Energy & Infrastructure Insight - Issue 2

Issue link:

Contents of this Issue


Page 9 of 23

Africa saw an 8.4% increase in installed renewable energy in 2018 to reach some 46 GW, tempered somewhat perhaps by the fact that in 2017, all new non-hydro power plant projects were fuelled by fuel oil, diesel or coal (1). The share of renewables in meeting global energy demand is expected to grow by one-fifth in the next five years to reach 12.4% in 2023. However, with Sub-Saharan Africa (excluding Nigeria, South Africa and Angola) expected to grow economically by 4% in 2019, rising to 4.8% in 2021 in line with forecasts, and given the continent's large and growing population, energy demand is expected to nearly double by 2040. IRENA has forecast (2) that Africa could meet nearly a quarter of its energy needs from indigenous and clean renewable energy by 2030 with renewables amounting to 310 GW, providing half the continent's total electricity generation capacity. This would amount to a sevenfold increase from the capacity available in 2017 (42 GW). However, Sub-Saharan Africa currently has the lowest energy access rates in the world, with less than half its population having access to electricity (falling to less than one-quarter in rural areas). This has a significantly negative impact on economic growth and sustainable development. Although access to electricity generated from renewable sources (historically hydropower but increasingly solar and wind) will continue to play a key part in increasing energy access, and technological advances in renewable energy will continue to expand options for increasing access to those not served or underserved by national grids, according to Africa50 however, Africa's energy future "necessarily" includes natural gas (3). The scale of the electrification challenge means that more than one source of fuel will be required to achieve the objective (4). 10 DOES AFRICA NEED GAS TO COMPLEMENT RENEWABLE ENERGY? IT'S WIDELY RECOGNIZED THAT THE ROLE OF RENEWABLES IN THE GLOBAL GENERATION MIX IS RISING, REFLECTING THEIR INCREASINGLY LOWER COSTS AND IMPROVED RELIABILITY, SUPPORTED BY CHANGING POLITICAL, SOCIAL AND ENVIRONMENTAL FACTORS. THIS ARTICLE ASKS THE QUESTION WHETHER AFRICA NEEDS GAS TO COMPLEMENT ITS GROWING RENEWABLE ENERGY SECTOR? The continent is home to 7% of global reserves and Sub- Saharan Africa is estimated to have some 400 GW of gas- generated power potential. Gas resources have been identified in fourteen countries in Sub-Saharan Africa, with Nigeria accounting for 81% of proven reserves and several undeveloped fields in Mozambique and Tanzania accounting for 62% of total contingent resources. Despite these notable gas reserves, only 11 countries have the necessary gas-fired generation capacity installed, and although natural gas supplies nearly one-quarter of all power plants by fuel type, they are mostly located in coastal areas of countries with large proven reserves (5). PROVEN GAS RESERVES IN SUB-SAHARAN AFRICA Almost all the Sub-Saharan African countries could potentially use natural gas for power generation, either by using domestic gas where they have significant gas reserves, by importing gas by pipeline or LNG import terminals, where appropriate, or by interconnection with neighbouring countries. However, gas consumption in the region is largely supplied by domestic production from within each country, LNG exports are sent outside the region (Angola and Equatorial Guinea largely exist to export LNG and only Nigeria has a relatively well-developed market which both consumes and also exports by both LNG and pipeline). Furthermore, there are no LNG imports within the region (although FLNG is a potential alternative) and pipeline trade within the region is limited.

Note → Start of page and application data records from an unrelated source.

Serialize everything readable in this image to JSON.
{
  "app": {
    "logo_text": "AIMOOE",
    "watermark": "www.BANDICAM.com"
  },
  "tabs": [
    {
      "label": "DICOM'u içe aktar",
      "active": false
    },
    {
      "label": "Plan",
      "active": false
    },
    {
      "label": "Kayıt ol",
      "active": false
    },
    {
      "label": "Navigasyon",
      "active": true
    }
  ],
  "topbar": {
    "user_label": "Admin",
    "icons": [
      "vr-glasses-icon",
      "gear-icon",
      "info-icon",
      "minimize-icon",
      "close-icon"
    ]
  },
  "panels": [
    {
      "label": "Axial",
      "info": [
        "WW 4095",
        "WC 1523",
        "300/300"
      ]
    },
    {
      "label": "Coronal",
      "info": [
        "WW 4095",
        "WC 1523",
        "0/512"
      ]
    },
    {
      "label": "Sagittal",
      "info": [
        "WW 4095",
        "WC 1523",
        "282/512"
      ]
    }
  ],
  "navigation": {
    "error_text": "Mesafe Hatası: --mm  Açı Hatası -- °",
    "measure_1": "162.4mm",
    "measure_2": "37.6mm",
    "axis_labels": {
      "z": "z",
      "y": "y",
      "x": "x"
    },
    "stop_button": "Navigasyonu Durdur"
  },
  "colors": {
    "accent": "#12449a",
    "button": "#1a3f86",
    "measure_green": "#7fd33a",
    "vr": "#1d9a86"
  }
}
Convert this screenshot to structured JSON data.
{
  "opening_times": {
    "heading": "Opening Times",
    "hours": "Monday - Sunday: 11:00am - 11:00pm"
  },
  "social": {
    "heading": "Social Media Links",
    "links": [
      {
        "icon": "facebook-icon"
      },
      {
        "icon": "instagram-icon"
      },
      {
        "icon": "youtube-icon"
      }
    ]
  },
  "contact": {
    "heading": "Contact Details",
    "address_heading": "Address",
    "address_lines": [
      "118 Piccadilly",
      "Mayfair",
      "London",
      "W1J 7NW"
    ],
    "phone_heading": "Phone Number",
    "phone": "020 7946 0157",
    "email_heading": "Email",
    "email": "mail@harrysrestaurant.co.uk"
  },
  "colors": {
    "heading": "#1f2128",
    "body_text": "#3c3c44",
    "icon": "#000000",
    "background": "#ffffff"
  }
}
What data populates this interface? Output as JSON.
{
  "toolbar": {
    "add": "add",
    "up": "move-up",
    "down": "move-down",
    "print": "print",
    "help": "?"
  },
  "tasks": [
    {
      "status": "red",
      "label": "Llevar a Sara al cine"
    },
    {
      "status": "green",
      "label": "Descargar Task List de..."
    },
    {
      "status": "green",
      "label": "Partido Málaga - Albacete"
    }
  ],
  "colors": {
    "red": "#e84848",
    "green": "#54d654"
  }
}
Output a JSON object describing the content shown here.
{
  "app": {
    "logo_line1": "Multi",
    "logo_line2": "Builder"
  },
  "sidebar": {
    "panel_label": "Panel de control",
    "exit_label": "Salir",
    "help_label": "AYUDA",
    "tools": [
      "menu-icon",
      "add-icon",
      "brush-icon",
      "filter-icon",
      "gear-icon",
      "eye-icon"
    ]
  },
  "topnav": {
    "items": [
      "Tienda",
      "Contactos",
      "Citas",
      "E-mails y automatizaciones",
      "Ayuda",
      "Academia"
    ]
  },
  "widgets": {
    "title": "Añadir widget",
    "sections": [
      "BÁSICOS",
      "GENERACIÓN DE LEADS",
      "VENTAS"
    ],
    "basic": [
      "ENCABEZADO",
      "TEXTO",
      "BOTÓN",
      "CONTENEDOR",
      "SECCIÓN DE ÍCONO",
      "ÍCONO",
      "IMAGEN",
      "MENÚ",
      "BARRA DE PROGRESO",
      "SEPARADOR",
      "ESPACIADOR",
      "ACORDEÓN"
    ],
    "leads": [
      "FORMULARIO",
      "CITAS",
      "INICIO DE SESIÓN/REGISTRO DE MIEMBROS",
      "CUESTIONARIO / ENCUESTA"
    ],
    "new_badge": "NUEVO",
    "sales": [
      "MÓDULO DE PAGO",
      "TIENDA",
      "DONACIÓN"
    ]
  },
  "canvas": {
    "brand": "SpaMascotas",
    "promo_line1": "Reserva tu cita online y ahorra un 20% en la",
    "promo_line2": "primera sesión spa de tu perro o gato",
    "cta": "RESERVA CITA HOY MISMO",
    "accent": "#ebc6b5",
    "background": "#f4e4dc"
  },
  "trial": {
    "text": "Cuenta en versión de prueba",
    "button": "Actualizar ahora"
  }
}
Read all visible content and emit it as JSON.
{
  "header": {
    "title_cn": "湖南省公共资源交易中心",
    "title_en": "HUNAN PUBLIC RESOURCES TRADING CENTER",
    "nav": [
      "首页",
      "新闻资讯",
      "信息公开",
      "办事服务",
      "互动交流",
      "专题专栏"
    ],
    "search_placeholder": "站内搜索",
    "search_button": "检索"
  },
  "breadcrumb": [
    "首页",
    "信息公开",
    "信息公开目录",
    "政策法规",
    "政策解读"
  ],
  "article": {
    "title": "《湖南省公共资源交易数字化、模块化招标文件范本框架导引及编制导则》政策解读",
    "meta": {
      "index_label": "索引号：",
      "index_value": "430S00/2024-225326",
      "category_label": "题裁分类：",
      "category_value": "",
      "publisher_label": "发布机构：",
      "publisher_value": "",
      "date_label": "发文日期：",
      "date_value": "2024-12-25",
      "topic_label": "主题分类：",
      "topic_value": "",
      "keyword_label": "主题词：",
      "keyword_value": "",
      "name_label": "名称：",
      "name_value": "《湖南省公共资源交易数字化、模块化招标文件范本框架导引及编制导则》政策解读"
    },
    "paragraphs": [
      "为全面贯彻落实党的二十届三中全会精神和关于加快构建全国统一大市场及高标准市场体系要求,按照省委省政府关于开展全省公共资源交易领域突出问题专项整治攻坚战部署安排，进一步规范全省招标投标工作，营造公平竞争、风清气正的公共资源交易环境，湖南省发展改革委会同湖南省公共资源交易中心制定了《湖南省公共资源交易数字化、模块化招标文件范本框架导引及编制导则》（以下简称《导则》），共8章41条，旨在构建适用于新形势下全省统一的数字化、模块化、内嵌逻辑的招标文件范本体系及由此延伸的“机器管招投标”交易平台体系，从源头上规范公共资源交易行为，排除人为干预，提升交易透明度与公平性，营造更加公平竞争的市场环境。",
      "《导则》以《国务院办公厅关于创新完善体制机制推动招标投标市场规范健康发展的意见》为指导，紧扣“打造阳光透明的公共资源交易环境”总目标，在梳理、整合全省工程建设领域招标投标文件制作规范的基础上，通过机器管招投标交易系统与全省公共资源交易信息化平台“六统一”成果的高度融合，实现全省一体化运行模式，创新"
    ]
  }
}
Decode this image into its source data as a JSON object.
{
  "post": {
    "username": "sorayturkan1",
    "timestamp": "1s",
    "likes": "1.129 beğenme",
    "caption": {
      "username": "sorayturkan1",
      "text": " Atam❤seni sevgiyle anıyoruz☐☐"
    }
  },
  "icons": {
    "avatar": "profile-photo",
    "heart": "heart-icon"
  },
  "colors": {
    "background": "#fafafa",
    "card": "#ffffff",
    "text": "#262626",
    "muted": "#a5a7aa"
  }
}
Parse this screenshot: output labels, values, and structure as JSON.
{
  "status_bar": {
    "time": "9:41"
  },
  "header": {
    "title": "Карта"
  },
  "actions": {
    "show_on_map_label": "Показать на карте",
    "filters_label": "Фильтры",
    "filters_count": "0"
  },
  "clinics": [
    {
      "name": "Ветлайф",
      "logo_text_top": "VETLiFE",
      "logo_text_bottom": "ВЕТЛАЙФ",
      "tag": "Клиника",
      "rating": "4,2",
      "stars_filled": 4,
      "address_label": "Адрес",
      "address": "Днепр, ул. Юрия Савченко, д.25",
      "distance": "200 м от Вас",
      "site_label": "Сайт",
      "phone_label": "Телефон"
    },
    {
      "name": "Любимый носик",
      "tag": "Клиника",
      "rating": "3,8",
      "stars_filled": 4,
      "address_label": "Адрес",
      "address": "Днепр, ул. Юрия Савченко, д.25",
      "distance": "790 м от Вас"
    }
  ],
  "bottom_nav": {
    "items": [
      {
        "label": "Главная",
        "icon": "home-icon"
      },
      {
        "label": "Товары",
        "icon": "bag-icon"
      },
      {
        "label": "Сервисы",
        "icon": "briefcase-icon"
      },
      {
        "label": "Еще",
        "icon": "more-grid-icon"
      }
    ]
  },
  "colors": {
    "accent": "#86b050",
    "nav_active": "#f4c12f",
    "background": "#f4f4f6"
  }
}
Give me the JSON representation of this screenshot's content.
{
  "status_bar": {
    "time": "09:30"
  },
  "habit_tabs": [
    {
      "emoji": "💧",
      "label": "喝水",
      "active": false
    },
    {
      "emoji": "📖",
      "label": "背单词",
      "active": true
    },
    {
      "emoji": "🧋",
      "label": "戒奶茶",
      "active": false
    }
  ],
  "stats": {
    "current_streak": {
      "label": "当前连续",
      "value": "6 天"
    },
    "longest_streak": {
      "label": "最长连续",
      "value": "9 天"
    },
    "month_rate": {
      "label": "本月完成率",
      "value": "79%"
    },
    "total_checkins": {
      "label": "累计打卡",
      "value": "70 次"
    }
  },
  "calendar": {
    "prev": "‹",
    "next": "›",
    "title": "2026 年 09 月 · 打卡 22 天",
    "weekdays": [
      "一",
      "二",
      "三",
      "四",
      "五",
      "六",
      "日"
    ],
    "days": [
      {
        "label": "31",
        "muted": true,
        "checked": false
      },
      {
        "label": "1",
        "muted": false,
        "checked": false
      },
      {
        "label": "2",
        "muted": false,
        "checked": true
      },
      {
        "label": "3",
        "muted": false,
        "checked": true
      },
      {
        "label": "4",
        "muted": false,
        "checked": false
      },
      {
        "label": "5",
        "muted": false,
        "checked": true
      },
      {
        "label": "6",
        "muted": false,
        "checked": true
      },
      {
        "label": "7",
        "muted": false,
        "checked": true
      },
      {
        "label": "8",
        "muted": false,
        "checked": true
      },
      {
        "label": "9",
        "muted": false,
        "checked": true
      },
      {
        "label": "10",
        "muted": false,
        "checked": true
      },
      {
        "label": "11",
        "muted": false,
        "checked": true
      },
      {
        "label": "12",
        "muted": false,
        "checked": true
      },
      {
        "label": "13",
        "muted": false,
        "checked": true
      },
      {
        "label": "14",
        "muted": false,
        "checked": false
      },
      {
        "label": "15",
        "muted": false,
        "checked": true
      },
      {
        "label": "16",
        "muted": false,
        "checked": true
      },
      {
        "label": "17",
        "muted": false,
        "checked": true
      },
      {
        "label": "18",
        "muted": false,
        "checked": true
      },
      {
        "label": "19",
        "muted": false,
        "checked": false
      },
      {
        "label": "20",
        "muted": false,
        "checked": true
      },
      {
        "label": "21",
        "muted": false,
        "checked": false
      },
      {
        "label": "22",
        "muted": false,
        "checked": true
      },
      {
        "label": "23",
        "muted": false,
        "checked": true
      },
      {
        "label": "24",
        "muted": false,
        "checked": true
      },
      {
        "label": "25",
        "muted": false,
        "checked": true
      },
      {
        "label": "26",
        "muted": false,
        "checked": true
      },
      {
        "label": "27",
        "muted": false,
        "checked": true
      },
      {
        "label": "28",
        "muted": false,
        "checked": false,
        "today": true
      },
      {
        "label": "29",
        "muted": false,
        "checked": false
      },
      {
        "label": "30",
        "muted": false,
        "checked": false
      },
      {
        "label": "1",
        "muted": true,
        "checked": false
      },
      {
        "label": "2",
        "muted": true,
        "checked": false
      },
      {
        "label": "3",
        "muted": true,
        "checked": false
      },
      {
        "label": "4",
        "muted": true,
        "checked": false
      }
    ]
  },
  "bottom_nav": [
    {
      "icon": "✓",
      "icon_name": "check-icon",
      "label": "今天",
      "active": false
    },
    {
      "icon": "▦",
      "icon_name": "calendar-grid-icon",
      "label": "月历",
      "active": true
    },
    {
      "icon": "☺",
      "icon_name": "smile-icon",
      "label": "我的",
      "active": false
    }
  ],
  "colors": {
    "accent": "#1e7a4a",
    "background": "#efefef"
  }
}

Articles in this issue

view archives of Energy - Energy & Infrastructure Insight - Issue 2